Exercise requirements
For every line in the data below that contains "Smart", copy the line.
=== Data shown ===
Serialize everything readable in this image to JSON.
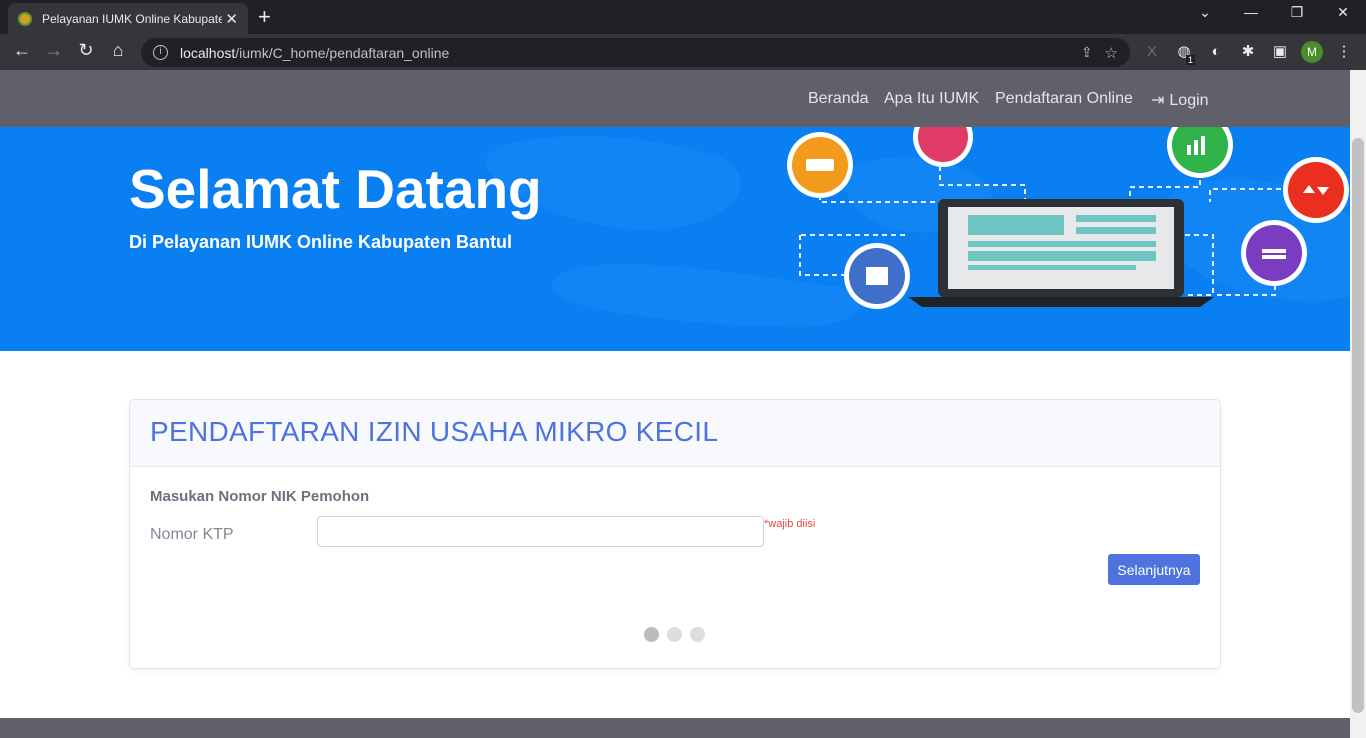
{
  "browser": {
    "tab_title": "Pelayanan IUMK Online Kabupaten Bantul",
    "tab_close": "✕",
    "new_tab": "+",
    "url_host": "localhost",
    "url_path": "/iumk/C_home/pendaftaran_online",
    "profile_initial": "M",
    "extension_badge": "1"
  },
  "nav": {
    "items": [
      "Beranda",
      "Apa Itu IUMK",
      "Pendaftaran Online"
    ],
    "login": "Login"
  },
  "hero": {
    "title": "Selamat Datang",
    "subtitle": "Di Pelayanan IUMK Online Kabupaten Bantul"
  },
  "form": {
    "heading": "PENDAFTARAN IZIN USAHA MIKRO KECIL",
    "subheading": "Masukan Nomor NIK Pemohon",
    "field_label": "Nomor KTP",
    "field_value": "",
    "required_note": "*wajib diisi",
    "submit_label": "Selanjutnya",
    "steps_total": 3,
    "step_active": 1
  },
  "colors": {
    "primary": "#4e73df",
    "navbar": "#5f6069",
    "hero": "#0a7ff2",
    "required": "#e74a3b"
  }
}
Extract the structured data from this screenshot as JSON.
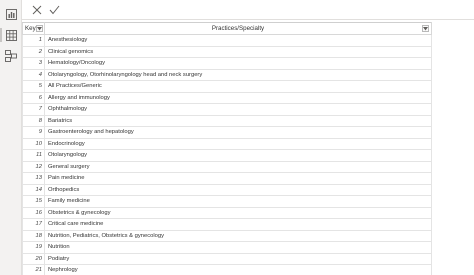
{
  "rail": {
    "items": [
      {
        "name": "report-view-icon",
        "active": false
      },
      {
        "name": "data-view-icon",
        "active": true
      },
      {
        "name": "model-view-icon",
        "active": false
      }
    ]
  },
  "formula_bar": {
    "cancel_icon": "close-icon",
    "commit_icon": "check-icon"
  },
  "table": {
    "columns": [
      "Keys",
      "Practices/Specialty"
    ],
    "rows": [
      {
        "key": "1",
        "value": "Anesthesiology"
      },
      {
        "key": "2",
        "value": "Clinical genomics"
      },
      {
        "key": "3",
        "value": "Hematology/Oncology"
      },
      {
        "key": "4",
        "value": "Otolaryngology, Otorhinolaryngology head and neck surgery"
      },
      {
        "key": "5",
        "value": "All Practices/Generic"
      },
      {
        "key": "6",
        "value": "Allergy and immunology"
      },
      {
        "key": "7",
        "value": "Ophthalmology"
      },
      {
        "key": "8",
        "value": "Bariatrics"
      },
      {
        "key": "9",
        "value": "Gastroenterology and hepatology"
      },
      {
        "key": "10",
        "value": "Endocrinology"
      },
      {
        "key": "11",
        "value": "Otolaryngology"
      },
      {
        "key": "12",
        "value": "General surgery"
      },
      {
        "key": "13",
        "value": "Pain medicine"
      },
      {
        "key": "14",
        "value": "Orthopedics"
      },
      {
        "key": "15",
        "value": "Family medicine"
      },
      {
        "key": "16",
        "value": "Obstetrics & gynecology"
      },
      {
        "key": "17",
        "value": "Critical care medicine"
      },
      {
        "key": "18",
        "value": "Nutrition, Pediatrics, Obstetrics & gynecology"
      },
      {
        "key": "19",
        "value": "Nutrition"
      },
      {
        "key": "20",
        "value": "Podiatry"
      },
      {
        "key": "21",
        "value": "Nephrology"
      }
    ]
  }
}
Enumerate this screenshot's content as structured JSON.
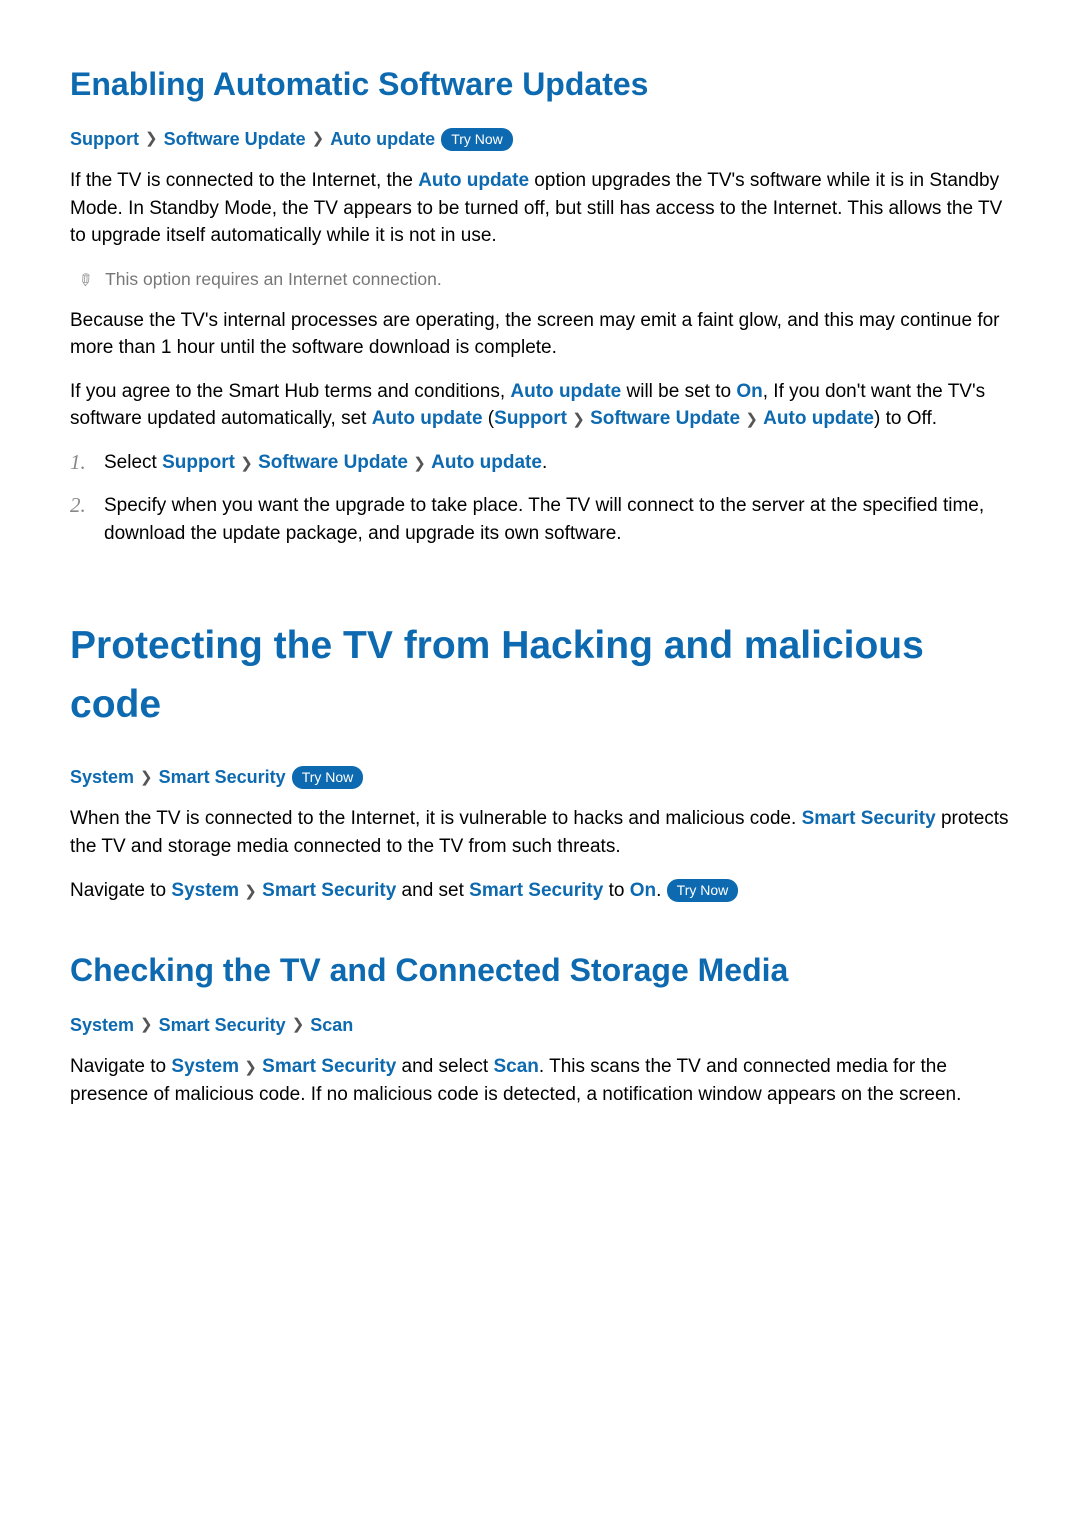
{
  "tryNow": "Try Now",
  "sec1": {
    "heading": "Enabling Automatic Software Updates",
    "crumbs": [
      "Support",
      "Software Update",
      "Auto update"
    ],
    "p1a": "If the TV is connected to the Internet, the ",
    "p1_auto": "Auto update",
    "p1b": " option upgrades the TV's software while it is in Standby Mode. In Standby Mode, the TV appears to be turned off, but still has access to the Internet. This allows the TV to upgrade itself automatically while it is not in use.",
    "note": "This option requires an Internet connection.",
    "p2": "Because the TV's internal processes are operating, the screen may emit a faint glow, and this may continue for more than 1 hour until the software download is complete.",
    "p3a": "If you agree to the Smart Hub terms and conditions, ",
    "p3_auto": "Auto update",
    "p3b": " will be set to ",
    "p3_on": "On",
    "p3c": ", If you don't want the TV's software updated automatically, set ",
    "p3_auto2": "Auto update",
    "p3d": " (",
    "p3_support": "Support",
    "p3_sw": "Software Update",
    "p3_auto3": "Auto update",
    "p3e": ") to Off.",
    "step1_pre": "Select ",
    "step1_crumbs": [
      "Support",
      "Software Update",
      "Auto update"
    ],
    "step1_post": ".",
    "step2": "Specify when you want the upgrade to take place. The TV will connect to the server at the specified time, download the update package, and upgrade its own software."
  },
  "sec2": {
    "heading": "Protecting the TV from Hacking and malicious code",
    "crumbs": [
      "System",
      "Smart Security"
    ],
    "p1a": "When the TV is connected to the Internet, it is vulnerable to hacks and malicious code. ",
    "p1_ss": "Smart Security",
    "p1b": " protects the TV and storage media connected to the TV from such threats.",
    "p2a": "Navigate to ",
    "p2_sys": "System",
    "p2_ss": "Smart Security",
    "p2b": " and set ",
    "p2_ss2": "Smart Security",
    "p2c": " to ",
    "p2_on": "On",
    "p2d": ". "
  },
  "sec3": {
    "heading": "Checking the TV and Connected Storage Media",
    "crumbs": [
      "System",
      "Smart Security",
      "Scan"
    ],
    "p1a": "Navigate to ",
    "p1_sys": "System",
    "p1_ss": "Smart Security",
    "p1b": " and select ",
    "p1_scan": "Scan",
    "p1c": ". This scans the TV and connected media for the presence of malicious code. If no malicious code is detected, a notification window appears on the screen."
  }
}
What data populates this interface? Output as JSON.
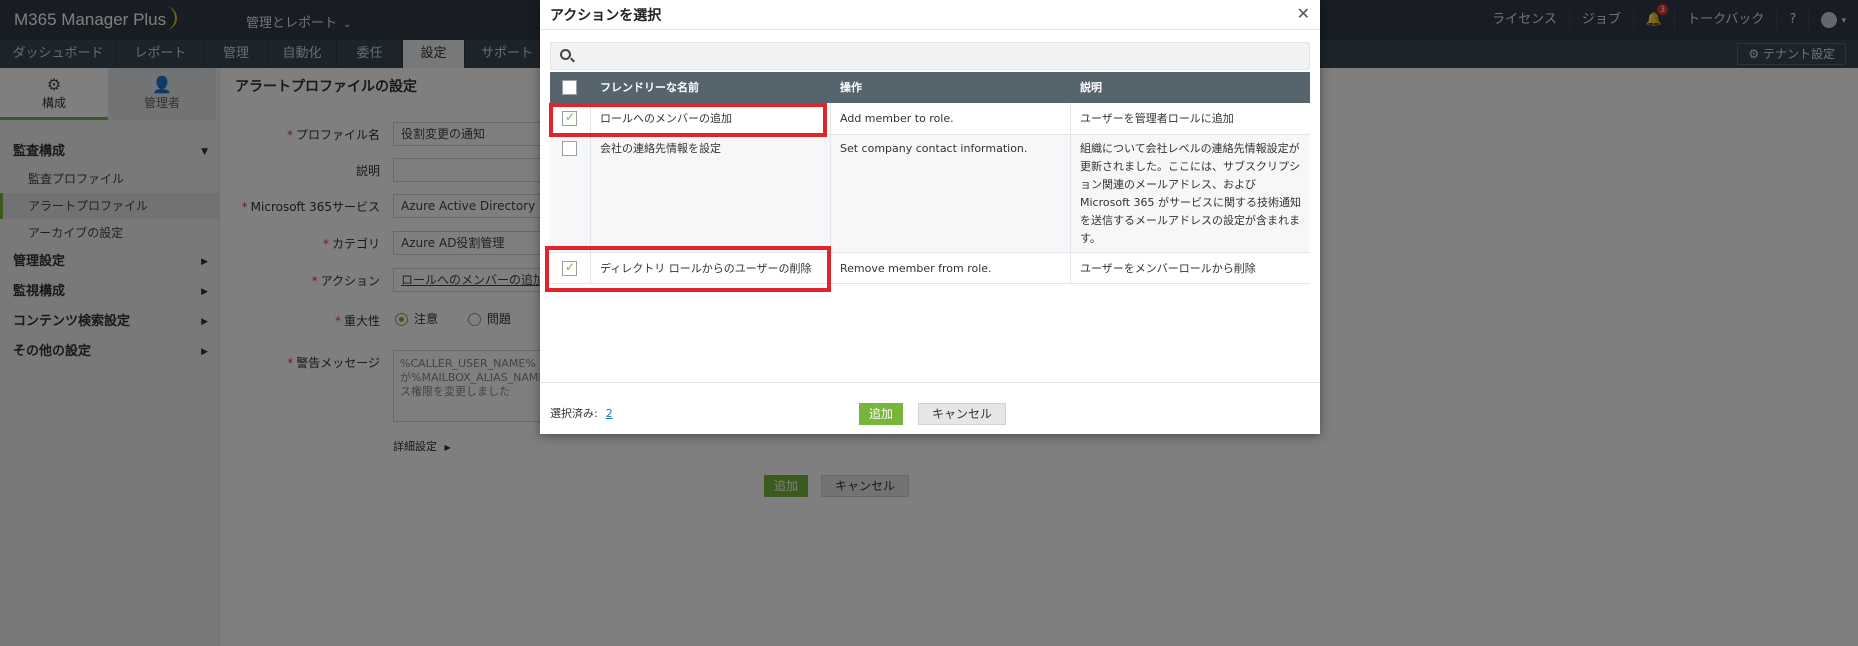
{
  "topbar": {
    "logo": "M365 Manager Plus",
    "main_menu": "管理とレポート",
    "right_items": [
      "ライセンス",
      "ジョブ",
      "トークバック",
      "?"
    ],
    "notification_count": "3"
  },
  "tabs": [
    "ダッシュボード",
    "レポート",
    "管理",
    "自動化",
    "委任",
    "設定",
    "サポート"
  ],
  "active_tab": "設定",
  "tenant_button": "テナント設定",
  "sidebar": {
    "tabs": [
      "構成",
      "管理者"
    ],
    "section_audit": "監査構成",
    "audit_items": [
      "監査プロファイル",
      "アラートプロファイル",
      "アーカイブの設定"
    ],
    "sections": [
      "管理設定",
      "監視構成",
      "コンテンツ検索設定",
      "その他の設定"
    ]
  },
  "form": {
    "title": "アラートプロファイルの設定",
    "labels": {
      "profile_name": "プロファイル名",
      "description": "説明",
      "service": "Microsoft 365サービス",
      "category": "カテゴリ",
      "action": "アクション",
      "severity": "重大性",
      "message": "警告メッセージ"
    },
    "values": {
      "profile_name": "役割変更の通知",
      "description": "",
      "service": "Azure Active Directory",
      "category": "Azure AD役割管理",
      "action": "ロールへのメンバーの追加、..."
    },
    "severity_options": [
      "注意",
      "問題"
    ],
    "message_text": "%CALLER_USER_NAME%が%MAILBOX_ALIAS_NAME%ス権限を変更しました",
    "advanced": "詳細設定",
    "add_button": "追加",
    "cancel_button": "キャンセル"
  },
  "modal": {
    "title": "アクションを選択",
    "search_placeholder": "",
    "columns": [
      "フレンドリーな名前",
      "操作",
      "説明"
    ],
    "rows": [
      {
        "name": "ロールへのメンバーの追加",
        "operation": "Add member to role.",
        "description": "ユーザーを管理者ロールに追加",
        "checked": true
      },
      {
        "name": "会社の連絡先情報を設定",
        "operation": "Set company contact information.",
        "description": "組織について会社レベルの連絡先情報設定が更新されました。ここには、サブスクリプション関連のメールアドレス、およびMicrosoft 365 がサービスに関する技術通知を送信するメールアドレスの設定が含まれます。",
        "checked": false
      },
      {
        "name": "ディレクトリ ロールからのユーザーの削除",
        "operation": "Remove member from role.",
        "description": "ユーザーをメンバーロールから削除",
        "checked": true
      }
    ],
    "selected_label": "選択済み:",
    "selected_count": "2",
    "add_button": "追加",
    "cancel_button": "キャンセル"
  }
}
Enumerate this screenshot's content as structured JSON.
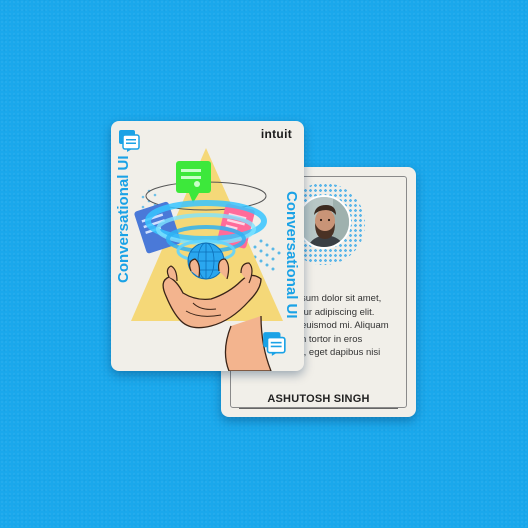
{
  "front_card": {
    "brand": "intuit",
    "vertical_title_left": "Conversational UI",
    "vertical_title_right": "Conversational UI",
    "corner_icon": "chat-bubble-icon",
    "illustration": "hand-holding-hologram-chat-bubbles",
    "colors": {
      "accent": "#1aa2e6",
      "triangle": "#f2d97a",
      "green": "#39e83a",
      "pink": "#ff5f93",
      "blue": "#4a79d8"
    }
  },
  "back_card": {
    "bio_lines": [
      "sum dolor sit amet,",
      "tur adipiscing elit.",
      "euismod mi. Aliquam",
      "n tortor in eros",
      "t, eget dapibus nisi"
    ],
    "name": "ASHUTOSH SINGH",
    "avatar": "bearded-man-portrait"
  },
  "background_color": "#1aa8ec"
}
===
Finished exercise
    "p3a": "If you agree to the Smart Hub terms and conditions, ",
      "Smart Security"
    "p1_ss": "Smart Security",
    "p2_ss": "Smart Security",
    "p2_ss2": "Smart Security",
      "Smart Security",
    "p1_ss": "Smart Security",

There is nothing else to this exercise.